Task objective — An image-free, word-for-word version of the records below is to be returned.
─── Data records
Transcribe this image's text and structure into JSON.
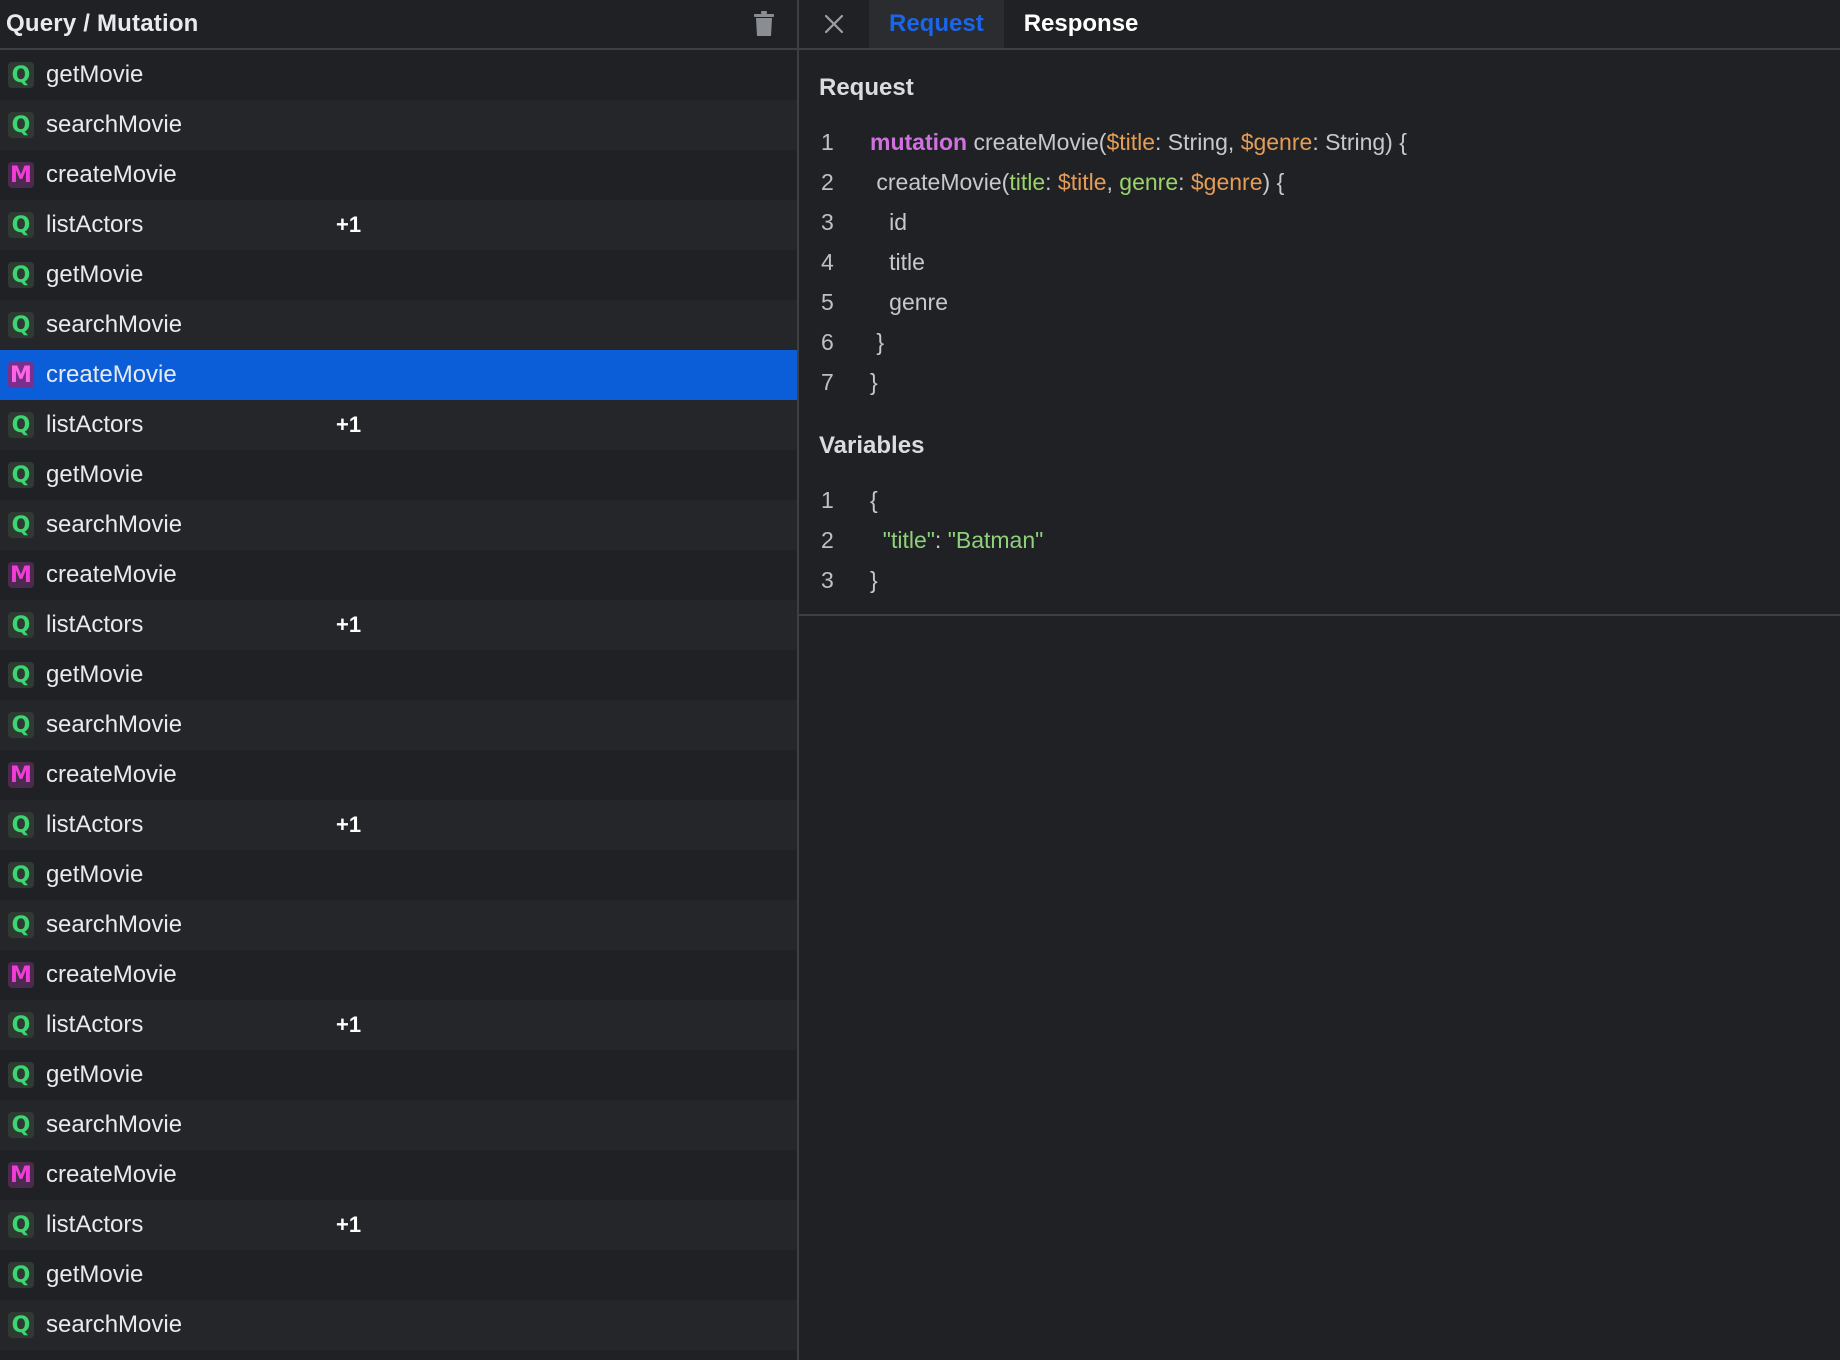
{
  "left": {
    "title": "Query / Mutation",
    "operations": [
      {
        "type": "Q",
        "name": "getMovie",
        "extra": ""
      },
      {
        "type": "Q",
        "name": "searchMovie",
        "extra": ""
      },
      {
        "type": "M",
        "name": "createMovie",
        "extra": ""
      },
      {
        "type": "Q",
        "name": "listActors",
        "extra": "+1"
      },
      {
        "type": "Q",
        "name": "getMovie",
        "extra": ""
      },
      {
        "type": "Q",
        "name": "searchMovie",
        "extra": ""
      },
      {
        "type": "M",
        "name": "createMovie",
        "extra": "",
        "selected": true
      },
      {
        "type": "Q",
        "name": "listActors",
        "extra": "+1"
      },
      {
        "type": "Q",
        "name": "getMovie",
        "extra": ""
      },
      {
        "type": "Q",
        "name": "searchMovie",
        "extra": ""
      },
      {
        "type": "M",
        "name": "createMovie",
        "extra": ""
      },
      {
        "type": "Q",
        "name": "listActors",
        "extra": "+1"
      },
      {
        "type": "Q",
        "name": "getMovie",
        "extra": ""
      },
      {
        "type": "Q",
        "name": "searchMovie",
        "extra": ""
      },
      {
        "type": "M",
        "name": "createMovie",
        "extra": ""
      },
      {
        "type": "Q",
        "name": "listActors",
        "extra": "+1"
      },
      {
        "type": "Q",
        "name": "getMovie",
        "extra": ""
      },
      {
        "type": "Q",
        "name": "searchMovie",
        "extra": ""
      },
      {
        "type": "M",
        "name": "createMovie",
        "extra": ""
      },
      {
        "type": "Q",
        "name": "listActors",
        "extra": "+1"
      },
      {
        "type": "Q",
        "name": "getMovie",
        "extra": ""
      },
      {
        "type": "Q",
        "name": "searchMovie",
        "extra": ""
      },
      {
        "type": "M",
        "name": "createMovie",
        "extra": ""
      },
      {
        "type": "Q",
        "name": "listActors",
        "extra": "+1"
      },
      {
        "type": "Q",
        "name": "getMovie",
        "extra": ""
      },
      {
        "type": "Q",
        "name": "searchMovie",
        "extra": ""
      }
    ]
  },
  "tabs": {
    "request": "Request",
    "response": "Response",
    "active": "request"
  },
  "request": {
    "section_title": "Request",
    "lines": [
      {
        "n": "1",
        "tokens": [
          [
            "kw",
            "mutation"
          ],
          [
            "pun",
            " "
          ],
          [
            "fn",
            "createMovie("
          ],
          [
            "var",
            "$title"
          ],
          [
            "pun",
            ": String, "
          ],
          [
            "var",
            "$genre"
          ],
          [
            "pun",
            ": String) {"
          ]
        ]
      },
      {
        "n": "2",
        "tokens": [
          [
            "pun",
            " "
          ],
          [
            "fn",
            "createMovie("
          ],
          [
            "arg",
            "title"
          ],
          [
            "pun",
            ": "
          ],
          [
            "var",
            "$title"
          ],
          [
            "pun",
            ", "
          ],
          [
            "arg",
            "genre"
          ],
          [
            "pun",
            ": "
          ],
          [
            "var",
            "$genre"
          ],
          [
            "pun",
            ") {"
          ]
        ]
      },
      {
        "n": "3",
        "tokens": [
          [
            "fld",
            "   id"
          ]
        ]
      },
      {
        "n": "4",
        "tokens": [
          [
            "fld",
            "   title"
          ]
        ]
      },
      {
        "n": "5",
        "tokens": [
          [
            "fld",
            "   genre"
          ]
        ]
      },
      {
        "n": "6",
        "tokens": [
          [
            "pun",
            " }"
          ]
        ]
      },
      {
        "n": "7",
        "tokens": [
          [
            "pun",
            "}"
          ]
        ]
      }
    ]
  },
  "variables": {
    "section_title": "Variables",
    "lines": [
      {
        "n": "1",
        "tokens": [
          [
            "pun",
            "{"
          ]
        ]
      },
      {
        "n": "2",
        "tokens": [
          [
            "str",
            "  \"title\""
          ],
          [
            "pun",
            ": "
          ],
          [
            "str",
            "\"Batman\""
          ]
        ]
      },
      {
        "n": "3",
        "tokens": [
          [
            "pun",
            "}"
          ]
        ]
      }
    ]
  },
  "colors": {
    "accent": "#0b5ed7",
    "query_badge": "#3bd671",
    "mutation_badge": "#ef3ed8",
    "active_tab_text": "#1a66e8"
  },
  "icons": {
    "trash": "trash-icon",
    "close": "close-icon"
  }
}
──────
The completed task —
Transcribe this image's text and structure into JSON.
{
  "left": {
    "title": "Query / Mutation",
    "operations": [
      {
        "type": "Q",
        "name": "getMovie",
        "extra": ""
      },
      {
        "type": "Q",
        "name": "searchMovie",
        "extra": ""
      },
      {
        "type": "M",
        "name": "createMovie",
        "extra": ""
      },
      {
        "type": "Q",
        "name": "listActors",
        "extra": "+1"
      },
      {
        "type": "Q",
        "name": "getMovie",
        "extra": ""
      },
      {
        "type": "Q",
        "name": "searchMovie",
        "extra": ""
      },
      {
        "type": "M",
        "name": "createMovie",
        "extra": "",
        "selected": true
      },
      {
        "type": "Q",
        "name": "listActors",
        "extra": "+1"
      },
      {
        "type": "Q",
        "name": "getMovie",
        "extra": ""
      },
      {
        "type": "Q",
        "name": "searchMovie",
        "extra": ""
      },
      {
        "type": "M",
        "name": "createMovie",
        "extra": ""
      },
      {
        "type": "Q",
        "name": "listActors",
        "extra": "+1"
      },
      {
        "type": "Q",
        "name": "getMovie",
        "extra": ""
      },
      {
        "type": "Q",
        "name": "searchMovie",
        "extra": ""
      },
      {
        "type": "M",
        "name": "createMovie",
        "extra": ""
      },
      {
        "type": "Q",
        "name": "listActors",
        "extra": "+1"
      },
      {
        "type": "Q",
        "name": "getMovie",
        "extra": ""
      },
      {
        "type": "Q",
        "name": "searchMovie",
        "extra": ""
      },
      {
        "type": "M",
        "name": "createMovie",
        "extra": ""
      },
      {
        "type": "Q",
        "name": "listActors",
        "extra": "+1"
      },
      {
        "type": "Q",
        "name": "getMovie",
        "extra": ""
      },
      {
        "type": "Q",
        "name": "searchMovie",
        "extra": ""
      },
      {
        "type": "M",
        "name": "createMovie",
        "extra": ""
      },
      {
        "type": "Q",
        "name": "listActors",
        "extra": "+1"
      },
      {
        "type": "Q",
        "name": "getMovie",
        "extra": ""
      },
      {
        "type": "Q",
        "name": "searchMovie",
        "extra": ""
      }
    ]
  },
  "tabs": {
    "request": "Request",
    "response": "Response",
    "active": "request"
  },
  "request": {
    "section_title": "Request",
    "lines": [
      {
        "n": "1",
        "tokens": [
          [
            "kw",
            "mutation"
          ],
          [
            "pun",
            " "
          ],
          [
            "fn",
            "createMovie("
          ],
          [
            "var",
            "$title"
          ],
          [
            "pun",
            ": String, "
          ],
          [
            "var",
            "$genre"
          ],
          [
            "pun",
            ": String) {"
          ]
        ]
      },
      {
        "n": "2",
        "tokens": [
          [
            "pun",
            " "
          ],
          [
            "fn",
            "createMovie("
          ],
          [
            "arg",
            "title"
          ],
          [
            "pun",
            ": "
          ],
          [
            "var",
            "$title"
          ],
          [
            "pun",
            ", "
          ],
          [
            "arg",
            "genre"
          ],
          [
            "pun",
            ": "
          ],
          [
            "var",
            "$genre"
          ],
          [
            "pun",
            ") {"
          ]
        ]
      },
      {
        "n": "3",
        "tokens": [
          [
            "fld",
            "   id"
          ]
        ]
      },
      {
        "n": "4",
        "tokens": [
          [
            "fld",
            "   title"
          ]
        ]
      },
      {
        "n": "5",
        "tokens": [
          [
            "fld",
            "   genre"
          ]
        ]
      },
      {
        "n": "6",
        "tokens": [
          [
            "pun",
            " }"
          ]
        ]
      },
      {
        "n": "7",
        "tokens": [
          [
            "pun",
            "}"
          ]
        ]
      }
    ]
  },
  "variables": {
    "section_title": "Variables",
    "lines": [
      {
        "n": "1",
        "tokens": [
          [
            "pun",
            "{"
          ]
        ]
      },
      {
        "n": "2",
        "tokens": [
          [
            "str",
            "  \"title\""
          ],
          [
            "pun",
            ": "
          ],
          [
            "str",
            "\"Batman\""
          ]
        ]
      },
      {
        "n": "3",
        "tokens": [
          [
            "pun",
            "}"
          ]
        ]
      }
    ]
  },
  "colors": {
    "accent": "#0b5ed7",
    "query_badge": "#3bd671",
    "mutation_badge": "#ef3ed8",
    "active_tab_text": "#1a66e8"
  },
  "icons": {
    "trash": "trash-icon",
    "close": "close-icon"
  }
}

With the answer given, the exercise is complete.